TASK OBJECTIVE -> Below are some entries; can you quote all of them exactly?

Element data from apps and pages
+++

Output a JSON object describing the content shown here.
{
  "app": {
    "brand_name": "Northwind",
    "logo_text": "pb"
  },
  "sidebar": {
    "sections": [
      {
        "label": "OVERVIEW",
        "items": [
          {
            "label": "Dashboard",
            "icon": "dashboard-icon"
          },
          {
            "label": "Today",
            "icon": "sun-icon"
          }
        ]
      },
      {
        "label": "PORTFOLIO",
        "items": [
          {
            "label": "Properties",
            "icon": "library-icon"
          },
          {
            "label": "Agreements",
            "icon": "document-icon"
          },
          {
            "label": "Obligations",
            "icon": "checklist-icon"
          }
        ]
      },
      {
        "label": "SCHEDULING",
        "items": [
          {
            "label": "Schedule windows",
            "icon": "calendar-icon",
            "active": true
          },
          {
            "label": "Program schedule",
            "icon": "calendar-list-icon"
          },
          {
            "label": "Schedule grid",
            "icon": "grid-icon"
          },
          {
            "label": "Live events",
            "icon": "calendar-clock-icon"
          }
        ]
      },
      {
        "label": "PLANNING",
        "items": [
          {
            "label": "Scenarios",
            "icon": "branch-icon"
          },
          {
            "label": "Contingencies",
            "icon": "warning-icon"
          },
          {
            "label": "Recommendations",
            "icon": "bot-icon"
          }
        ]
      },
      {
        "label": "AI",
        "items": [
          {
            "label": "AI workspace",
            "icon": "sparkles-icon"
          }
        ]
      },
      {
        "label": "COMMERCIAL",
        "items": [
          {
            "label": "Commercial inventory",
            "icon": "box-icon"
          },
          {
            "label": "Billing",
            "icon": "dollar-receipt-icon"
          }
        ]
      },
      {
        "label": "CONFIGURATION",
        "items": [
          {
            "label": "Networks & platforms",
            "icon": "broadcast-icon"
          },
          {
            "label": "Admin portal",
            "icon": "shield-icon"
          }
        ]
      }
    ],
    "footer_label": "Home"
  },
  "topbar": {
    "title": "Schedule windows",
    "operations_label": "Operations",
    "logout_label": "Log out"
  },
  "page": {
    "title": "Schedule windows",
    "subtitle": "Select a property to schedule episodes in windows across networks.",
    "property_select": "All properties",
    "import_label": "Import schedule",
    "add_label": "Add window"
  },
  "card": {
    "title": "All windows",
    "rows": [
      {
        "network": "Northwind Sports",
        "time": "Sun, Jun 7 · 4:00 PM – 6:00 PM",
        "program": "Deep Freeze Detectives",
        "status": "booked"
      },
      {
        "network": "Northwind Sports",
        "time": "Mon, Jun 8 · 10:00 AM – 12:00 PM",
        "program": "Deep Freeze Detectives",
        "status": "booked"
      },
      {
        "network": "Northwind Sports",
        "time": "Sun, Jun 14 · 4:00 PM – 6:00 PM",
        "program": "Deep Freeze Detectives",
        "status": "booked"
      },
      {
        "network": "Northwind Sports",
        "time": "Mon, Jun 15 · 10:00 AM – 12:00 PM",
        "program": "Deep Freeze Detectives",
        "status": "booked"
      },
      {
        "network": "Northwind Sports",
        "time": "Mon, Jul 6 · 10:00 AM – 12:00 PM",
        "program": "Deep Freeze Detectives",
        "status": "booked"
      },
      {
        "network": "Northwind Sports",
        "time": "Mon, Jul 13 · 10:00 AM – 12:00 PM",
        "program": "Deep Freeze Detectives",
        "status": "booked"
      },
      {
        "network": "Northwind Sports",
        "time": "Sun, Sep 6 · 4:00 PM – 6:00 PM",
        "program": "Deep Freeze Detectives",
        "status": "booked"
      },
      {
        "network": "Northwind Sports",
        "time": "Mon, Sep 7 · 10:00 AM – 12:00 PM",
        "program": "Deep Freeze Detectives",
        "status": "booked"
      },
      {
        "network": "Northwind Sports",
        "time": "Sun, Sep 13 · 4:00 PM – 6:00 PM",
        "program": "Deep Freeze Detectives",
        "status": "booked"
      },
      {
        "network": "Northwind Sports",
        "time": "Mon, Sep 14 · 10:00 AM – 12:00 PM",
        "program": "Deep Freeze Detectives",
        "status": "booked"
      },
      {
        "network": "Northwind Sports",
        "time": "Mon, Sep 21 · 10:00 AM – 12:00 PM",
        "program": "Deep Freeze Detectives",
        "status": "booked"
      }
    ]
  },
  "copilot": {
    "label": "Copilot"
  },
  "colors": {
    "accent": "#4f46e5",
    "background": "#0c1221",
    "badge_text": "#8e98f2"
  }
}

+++

EXERCISE SOLUTION ->
Output a JSON object describing the content shown here.
{
  "app": {
    "brand_name": "Northwind",
    "logo_text": "pb"
  },
  "sidebar": {
    "sections": [
      {
        "label": "OVERVIEW",
        "items": [
          {
            "label": "Dashboard",
            "icon": "dashboard-icon"
          },
          {
            "label": "Today",
            "icon": "sun-icon"
          }
        ]
      },
      {
        "label": "PORTFOLIO",
        "items": [
          {
            "label": "Properties",
            "icon": "library-icon"
          },
          {
            "label": "Agreements",
            "icon": "document-icon"
          },
          {
            "label": "Obligations",
            "icon": "checklist-icon"
          }
        ]
      },
      {
        "label": "SCHEDULING",
        "items": [
          {
            "label": "Schedule windows",
            "icon": "calendar-icon",
            "active": true
          },
          {
            "label": "Program schedule",
            "icon": "calendar-list-icon"
          },
          {
            "label": "Schedule grid",
            "icon": "grid-icon"
          },
          {
            "label": "Live events",
            "icon": "calendar-clock-icon"
          }
        ]
      },
      {
        "label": "PLANNING",
        "items": [
          {
            "label": "Scenarios",
            "icon": "branch-icon"
          },
          {
            "label": "Contingencies",
            "icon": "warning-icon"
          },
          {
            "label": "Recommendations",
            "icon": "bot-icon"
          }
        ]
      },
      {
        "label": "AI",
        "items": [
          {
            "label": "AI workspace",
            "icon": "sparkles-icon"
          }
        ]
      },
      {
        "label": "COMMERCIAL",
        "items": [
          {
            "label": "Commercial inventory",
            "icon": "box-icon"
          },
          {
            "label": "Billing",
            "icon": "dollar-receipt-icon"
          }
        ]
      },
      {
        "label": "CONFIGURATION",
        "items": [
          {
            "label": "Networks & platforms",
            "icon": "broadcast-icon"
          },
          {
            "label": "Admin portal",
            "icon": "shield-icon"
          }
        ]
      }
    ],
    "footer_label": "Home"
  },
  "topbar": {
    "title": "Schedule windows",
    "operations_label": "Operations",
    "logout_label": "Log out"
  },
  "page": {
    "title": "Schedule windows",
    "subtitle": "Select a property to schedule episodes in windows across networks.",
    "property_select": "All properties",
    "import_label": "Import schedule",
    "add_label": "Add window"
  },
  "card": {
    "title": "All windows",
    "rows": [
      {
        "network": "Northwind Sports",
        "time": "Sun, Jun 7 · 4:00 PM – 6:00 PM",
        "program": "Deep Freeze Detectives",
        "status": "booked"
      },
      {
        "network": "Northwind Sports",
        "time": "Mon, Jun 8 · 10:00 AM – 12:00 PM",
        "program": "Deep Freeze Detectives",
        "status": "booked"
      },
      {
        "network": "Northwind Sports",
        "time": "Sun, Jun 14 · 4:00 PM – 6:00 PM",
        "program": "Deep Freeze Detectives",
        "status": "booked"
      },
      {
        "network": "Northwind Sports",
        "time": "Mon, Jun 15 · 10:00 AM – 12:00 PM",
        "program": "Deep Freeze Detectives",
        "status": "booked"
      },
      {
        "network": "Northwind Sports",
        "time": "Mon, Jul 6 · 10:00 AM – 12:00 PM",
        "program": "Deep Freeze Detectives",
        "status": "booked"
      },
      {
        "network": "Northwind Sports",
        "time": "Mon, Jul 13 · 10:00 AM – 12:00 PM",
        "program": "Deep Freeze Detectives",
        "status": "booked"
      },
      {
        "network": "Northwind Sports",
        "time": "Sun, Sep 6 · 4:00 PM – 6:00 PM",
        "program": "Deep Freeze Detectives",
        "status": "booked"
      },
      {
        "network": "Northwind Sports",
        "time": "Mon, Sep 7 · 10:00 AM – 12:00 PM",
        "program": "Deep Freeze Detectives",
        "status": "booked"
      },
      {
        "network": "Northwind Sports",
        "time": "Sun, Sep 13 · 4:00 PM – 6:00 PM",
        "program": "Deep Freeze Detectives",
        "status": "booked"
      },
      {
        "network": "Northwind Sports",
        "time": "Mon, Sep 14 · 10:00 AM – 12:00 PM",
        "program": "Deep Freeze Detectives",
        "status": "booked"
      },
      {
        "network": "Northwind Sports",
        "time": "Mon, Sep 21 · 10:00 AM – 12:00 PM",
        "program": "Deep Freeze Detectives",
        "status": "booked"
      }
    ]
  },
  "copilot": {
    "label": "Copilot"
  },
  "colors": {
    "accent": "#4f46e5",
    "background": "#0c1221",
    "badge_text": "#8e98f2"
  }
}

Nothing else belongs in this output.